This will receive the drawer bottom. Pay attention here, as the groove will be milled on the same face as the vertical dado on the drawer sides, but on the opposite side of the rabbets milled on the drawer front and back.
Attach Drawer Glide Runners.
For simple attachment of drawer hardware, I like to attach the runners to the drawer so that they are flush with the bottom and slightly back from the front edge of the drawer so that they will fully engage the receiver. Here I attached them flush with the front and used the horizontal play in the runner to pull them back a hair.
Attach Drawer Glide Receivers.
Set the receiving member on a 1/4″ spacer to raise it up off the bottom slightly. This minimizes friction from any imperfections in the carcase materials. Position the front of the receiver even with back edge of face frame. Attach using screws provided with drawer glides. Check for smooth operation and make any adjustments necessary.
Drill Holes in the Bottom for Drawer Installation.
To access the rear of the drawer while installing the false fronts, I milled 1-1/4″ holes behind each drawer. This allowed me to reach in and push the drawer forward after attaching the drawer front.
Install Drawer Fronts.
Mill boards to fit the drawer opening by measuring the opening and subtracting 1/8″ from each direction. For a nice look, mill the drawer faces from a single board, keeping them in sequence for best grain flow. Install each drawer, and place 1/16″ thick spacers on the bottom and sides of drawer to position the drawer front. Note that the drawer fronts must be the same thickness as the face frame.
Position Drawer Face.
Put several dabs of hot melt glue on the back of a drawer face and press it firmly into position, ensuring that the spacers keep the drawer an even 1/16″ from each side, bottom and top. Reach up through hole in bottom panel and push the drawer back out.
Attach Drawer Face.Solidly attach the drawer face by pre-drilling holes and using 1″ screws from the inside of the drawer, positioning one screw on each end of the drawer.

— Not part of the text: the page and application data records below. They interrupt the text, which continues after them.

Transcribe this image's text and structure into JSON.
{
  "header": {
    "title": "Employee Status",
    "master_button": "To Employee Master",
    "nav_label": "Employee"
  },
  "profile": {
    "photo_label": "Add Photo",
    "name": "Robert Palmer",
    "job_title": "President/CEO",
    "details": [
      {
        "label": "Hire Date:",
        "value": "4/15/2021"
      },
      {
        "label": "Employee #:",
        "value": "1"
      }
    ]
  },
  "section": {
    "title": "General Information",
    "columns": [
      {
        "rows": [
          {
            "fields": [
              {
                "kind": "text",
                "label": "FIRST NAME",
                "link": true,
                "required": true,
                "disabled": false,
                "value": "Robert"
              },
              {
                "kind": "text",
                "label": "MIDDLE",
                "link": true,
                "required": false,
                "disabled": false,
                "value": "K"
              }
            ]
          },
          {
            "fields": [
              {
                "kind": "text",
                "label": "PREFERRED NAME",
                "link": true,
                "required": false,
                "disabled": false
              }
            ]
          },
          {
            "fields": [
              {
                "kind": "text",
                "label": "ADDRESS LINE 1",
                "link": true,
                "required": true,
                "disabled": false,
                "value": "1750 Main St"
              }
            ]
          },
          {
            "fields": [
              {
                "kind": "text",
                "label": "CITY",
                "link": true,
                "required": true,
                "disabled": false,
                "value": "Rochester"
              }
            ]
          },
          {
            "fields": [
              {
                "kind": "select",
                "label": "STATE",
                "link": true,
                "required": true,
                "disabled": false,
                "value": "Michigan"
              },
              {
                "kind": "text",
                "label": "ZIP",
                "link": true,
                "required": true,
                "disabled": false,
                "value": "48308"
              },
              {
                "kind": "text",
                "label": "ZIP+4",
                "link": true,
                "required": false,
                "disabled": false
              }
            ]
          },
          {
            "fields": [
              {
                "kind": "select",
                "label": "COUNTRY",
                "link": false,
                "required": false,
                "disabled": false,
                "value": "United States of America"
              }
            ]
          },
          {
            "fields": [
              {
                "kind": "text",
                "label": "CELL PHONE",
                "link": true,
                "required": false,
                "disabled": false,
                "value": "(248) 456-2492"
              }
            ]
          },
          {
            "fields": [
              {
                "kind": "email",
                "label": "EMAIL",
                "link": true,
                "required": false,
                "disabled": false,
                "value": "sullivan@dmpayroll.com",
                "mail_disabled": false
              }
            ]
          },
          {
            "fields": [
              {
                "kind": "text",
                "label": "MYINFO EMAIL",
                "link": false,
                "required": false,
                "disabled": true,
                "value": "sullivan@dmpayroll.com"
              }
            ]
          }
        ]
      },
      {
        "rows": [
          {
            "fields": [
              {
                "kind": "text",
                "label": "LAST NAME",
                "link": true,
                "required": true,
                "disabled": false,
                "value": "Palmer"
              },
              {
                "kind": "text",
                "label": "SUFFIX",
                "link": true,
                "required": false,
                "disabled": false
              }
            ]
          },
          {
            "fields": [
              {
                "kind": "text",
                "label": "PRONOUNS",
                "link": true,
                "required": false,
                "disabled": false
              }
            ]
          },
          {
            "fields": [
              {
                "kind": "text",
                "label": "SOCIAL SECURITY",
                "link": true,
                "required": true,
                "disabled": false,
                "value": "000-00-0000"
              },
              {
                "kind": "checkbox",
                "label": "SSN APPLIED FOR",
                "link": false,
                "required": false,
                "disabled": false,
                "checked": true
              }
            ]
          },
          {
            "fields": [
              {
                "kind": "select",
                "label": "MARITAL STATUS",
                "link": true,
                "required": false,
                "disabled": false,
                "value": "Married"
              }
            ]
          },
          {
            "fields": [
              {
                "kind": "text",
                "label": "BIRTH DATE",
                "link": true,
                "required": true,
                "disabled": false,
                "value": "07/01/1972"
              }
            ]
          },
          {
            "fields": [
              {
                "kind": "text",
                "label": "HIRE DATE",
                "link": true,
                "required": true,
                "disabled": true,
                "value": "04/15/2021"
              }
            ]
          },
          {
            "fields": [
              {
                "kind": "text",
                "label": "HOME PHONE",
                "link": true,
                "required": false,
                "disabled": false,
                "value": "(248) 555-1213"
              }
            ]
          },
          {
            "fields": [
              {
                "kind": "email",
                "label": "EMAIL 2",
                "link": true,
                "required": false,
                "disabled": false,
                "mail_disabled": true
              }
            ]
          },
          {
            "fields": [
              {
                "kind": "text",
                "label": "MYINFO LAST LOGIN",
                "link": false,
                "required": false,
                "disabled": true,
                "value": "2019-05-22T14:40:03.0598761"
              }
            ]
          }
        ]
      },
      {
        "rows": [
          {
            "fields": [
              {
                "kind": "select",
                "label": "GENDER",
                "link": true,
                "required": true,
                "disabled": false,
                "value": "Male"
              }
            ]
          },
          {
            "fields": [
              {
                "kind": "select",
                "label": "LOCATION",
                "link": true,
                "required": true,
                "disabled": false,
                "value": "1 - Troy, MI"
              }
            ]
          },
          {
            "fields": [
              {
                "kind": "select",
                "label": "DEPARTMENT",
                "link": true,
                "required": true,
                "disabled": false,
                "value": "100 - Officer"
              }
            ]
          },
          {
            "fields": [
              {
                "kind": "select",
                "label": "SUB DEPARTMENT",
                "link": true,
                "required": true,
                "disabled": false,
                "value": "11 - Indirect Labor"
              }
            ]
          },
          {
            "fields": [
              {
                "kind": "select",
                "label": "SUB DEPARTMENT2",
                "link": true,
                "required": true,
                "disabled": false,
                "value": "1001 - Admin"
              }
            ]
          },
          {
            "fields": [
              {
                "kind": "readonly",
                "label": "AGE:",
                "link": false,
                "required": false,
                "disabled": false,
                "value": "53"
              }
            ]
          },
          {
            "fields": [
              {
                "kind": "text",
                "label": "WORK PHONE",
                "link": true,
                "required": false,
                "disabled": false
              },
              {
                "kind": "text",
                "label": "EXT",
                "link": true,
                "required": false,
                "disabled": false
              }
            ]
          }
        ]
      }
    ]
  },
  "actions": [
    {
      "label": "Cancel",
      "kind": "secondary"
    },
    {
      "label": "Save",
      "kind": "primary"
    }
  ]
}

Attach Drawer Pulls.
Make a template using 1/4″ plywood or hardboard, positioning drawer pull holes appropriately. They should be centered horizontally, and can be placed slightly above center vertically (or centered if you prefer). Use template to drill holes on each drawer. The template guarantees that every pull will be located the same, and avoids a horrible “oops” moment.
Remove Hardware and Complete the Project Using Your Finish of Choice.
I used a water based poly for high scuff resistance because this piece will be subject to some serious abuse at the hands of my video gaming son.
Place top upside down on your workbench. Invert the cabinet and place on the top, carefully centering it.Place metal clips into position with three along the front and back. Clips can be used on the sides if you prefer, but are not necessary if your panel has remained flat. Pre-drill holes, and attach clips so that the can move in or out as the wood dictates. Re-attach drawer hardware.
Now load it up with your electronics gear and summon your loved ones to come and worship your handiwork. That’s what I do, anyway…
Photos By Author
clear demonstration making tricky job looks easy
Hi I’m just new to WWGOA and from Ireland. Thanks for saving me a whole lot of time. Tomorrow I am starting to make 16 drawers for my workshop, and was going for a lot of dovetails. ” Change of plan!!! now!!!